I made significant progress on fixing the website’s wiki. This will be my main project until I get it done (or until something more urgent comes up).
My productivity system update project is on hold until I finish fixing the website. But I’ve still been making improvements in the background.
My evening schedule has been going so well, I’ve even gotten ahead on my cooking. I cook for several days of lunch and dinner at a time, which means I basically live on leftovers. If I get behind, I have to fill in the gaps with fast food or sandwiches. But if I can keep this up, the next set of meals will always be ready.
To help me focus, I’ve gone back to the Pomodoro technique, but on very short cycles. I alternate 4 minutes of working and 1 minute of break, and the breaks are optional. Every once in a while I take a longer break. I’m hoping with this technique I can stay on task most of the time even on days I’m feeling extra slow or distractible. The idea is that even under difficult conditions I can push myself for a few minutes if I have a timer to tell me how long that is. It’s been working very well so far. But the real test will be in a few weeks when the technique feels old.
I’ve redesigned my schedule tracking spreadsheet so that I can plan a week at a time instead of one day. This should make it quicker to manage the spreadsheet and should help me choose the week’s tasks and plan for the ones that’ll take more than a few minutes.
At work I listen to a bunch of programming books. Normally I write about them here unless it’s a reread, but the past few weeks I’ve neglected to do that. So here are the latest few.
Rapid Development is another excellent reference book by Steve McConnell. His books are always well organized and researched, and they’re fun to read despite being long and dense. I’ve been looking for perspectives on the software development process from people outside the usual suspects, and Rapid Development has the added advantage of being written shortly before the Agile movement took off. I think of it as another angle on the movement’s historical context.
Choose Your WoW, Second Edition by Scott W. Ambler and Mark Lines orients the reader to the Disciplined Agile Delivery (DAD) framework. This is another resource from outside the Agile founder sphere. The book does a pretty good job of introducing the framework, justifying its complexity, and giving helpful tips on implementing its major features. The bulk of the framework’s details are on PMI’s website. You can get an overview in this white paper at IBM.
What I like about DAD is (1) it takes a broad, even-handed look at all the available practices and notes the circumstances in which each would be most helpful (enabling you to choose your Way of Working); and (2) it’s part of a larger Disciplined Agile framework that applies to the whole business. Disciplined Agile may answer some of my questions about how an agile team fits into its context and how you can use agile if you’re in some other role. That will be helpful input when I get back to my project of treating my life like a business.
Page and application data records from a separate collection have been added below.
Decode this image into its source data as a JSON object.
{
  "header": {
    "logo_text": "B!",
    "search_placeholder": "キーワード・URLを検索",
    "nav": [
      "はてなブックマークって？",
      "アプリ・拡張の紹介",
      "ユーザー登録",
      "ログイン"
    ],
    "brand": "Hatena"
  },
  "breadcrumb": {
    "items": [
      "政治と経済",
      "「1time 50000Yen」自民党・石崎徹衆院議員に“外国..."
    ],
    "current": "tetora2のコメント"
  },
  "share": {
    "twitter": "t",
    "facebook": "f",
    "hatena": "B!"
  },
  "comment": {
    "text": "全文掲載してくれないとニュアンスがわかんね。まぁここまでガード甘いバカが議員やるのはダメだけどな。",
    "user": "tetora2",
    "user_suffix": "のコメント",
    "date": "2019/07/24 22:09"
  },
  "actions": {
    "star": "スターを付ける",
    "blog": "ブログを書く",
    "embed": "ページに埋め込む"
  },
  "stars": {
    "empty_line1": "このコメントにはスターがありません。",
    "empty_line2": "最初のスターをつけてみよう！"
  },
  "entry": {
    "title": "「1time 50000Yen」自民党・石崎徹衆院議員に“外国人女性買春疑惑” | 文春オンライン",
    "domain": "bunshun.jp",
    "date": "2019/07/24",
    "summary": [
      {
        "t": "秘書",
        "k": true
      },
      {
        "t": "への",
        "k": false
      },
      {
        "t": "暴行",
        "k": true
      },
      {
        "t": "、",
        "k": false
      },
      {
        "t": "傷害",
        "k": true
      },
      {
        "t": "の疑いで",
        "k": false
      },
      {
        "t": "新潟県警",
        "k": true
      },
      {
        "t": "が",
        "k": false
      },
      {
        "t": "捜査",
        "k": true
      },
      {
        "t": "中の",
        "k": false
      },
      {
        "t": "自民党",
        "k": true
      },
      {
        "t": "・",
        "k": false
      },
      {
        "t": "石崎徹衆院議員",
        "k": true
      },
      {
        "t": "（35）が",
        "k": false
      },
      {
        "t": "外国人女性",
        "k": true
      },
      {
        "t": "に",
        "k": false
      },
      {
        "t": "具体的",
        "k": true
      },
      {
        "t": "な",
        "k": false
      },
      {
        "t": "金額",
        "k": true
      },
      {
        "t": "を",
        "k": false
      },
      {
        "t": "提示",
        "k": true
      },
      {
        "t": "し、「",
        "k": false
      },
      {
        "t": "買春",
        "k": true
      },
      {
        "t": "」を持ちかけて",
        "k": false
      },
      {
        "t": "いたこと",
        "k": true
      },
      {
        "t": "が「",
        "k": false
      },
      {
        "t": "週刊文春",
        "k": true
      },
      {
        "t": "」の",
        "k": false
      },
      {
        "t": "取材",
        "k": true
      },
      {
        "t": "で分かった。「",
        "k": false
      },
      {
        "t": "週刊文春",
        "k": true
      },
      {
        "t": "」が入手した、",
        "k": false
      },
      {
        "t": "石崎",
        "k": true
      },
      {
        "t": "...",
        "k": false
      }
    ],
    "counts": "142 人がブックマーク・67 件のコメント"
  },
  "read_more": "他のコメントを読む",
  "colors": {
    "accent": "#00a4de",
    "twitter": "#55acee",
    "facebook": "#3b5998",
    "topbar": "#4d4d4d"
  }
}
Along those lines, I also want to look into Beyond Budgeting.
Software Testing: A Craftsman’s Approach by Paul C. Jorgensen and Byron DeVries is a mathematical look at how to choose test cases. I was only listening, so I couldn’t evaluate its rigor or practicality, but my impression is those qualities were its aims. I’m looking forward to studying the book more closely, because whenever I try to write tests, I quickly run into the problem of knowing what conditions are most helpful to test. Everybody else seems preoccupied with what code the tests should target, how to get the code into a testable state, and how to get the tests to run fast. Those are important but miss the crucial element that trips me up, a gap filled by this book.
Sunday I had a rare get together with Jeremy at a sandwich shop. Even though we chat a lot online, it was nice to catch up in person. I’m still avoiding crowded restaurants because of COVID, especially with the beginnings of a new surge, but I make occasional exceptions for low-traffic ones where the customers can spread out.
I’ve somewhat shifted how I keep up with events in Ukraine. I still look through r/UkrainianConflict and listen to The Eastern Border. But I’ve slowed down on YouTube and the other podcasts. I’ve also spent more time with the carefully sourced updates at r/CredibleDefense and Institute for the Study of War.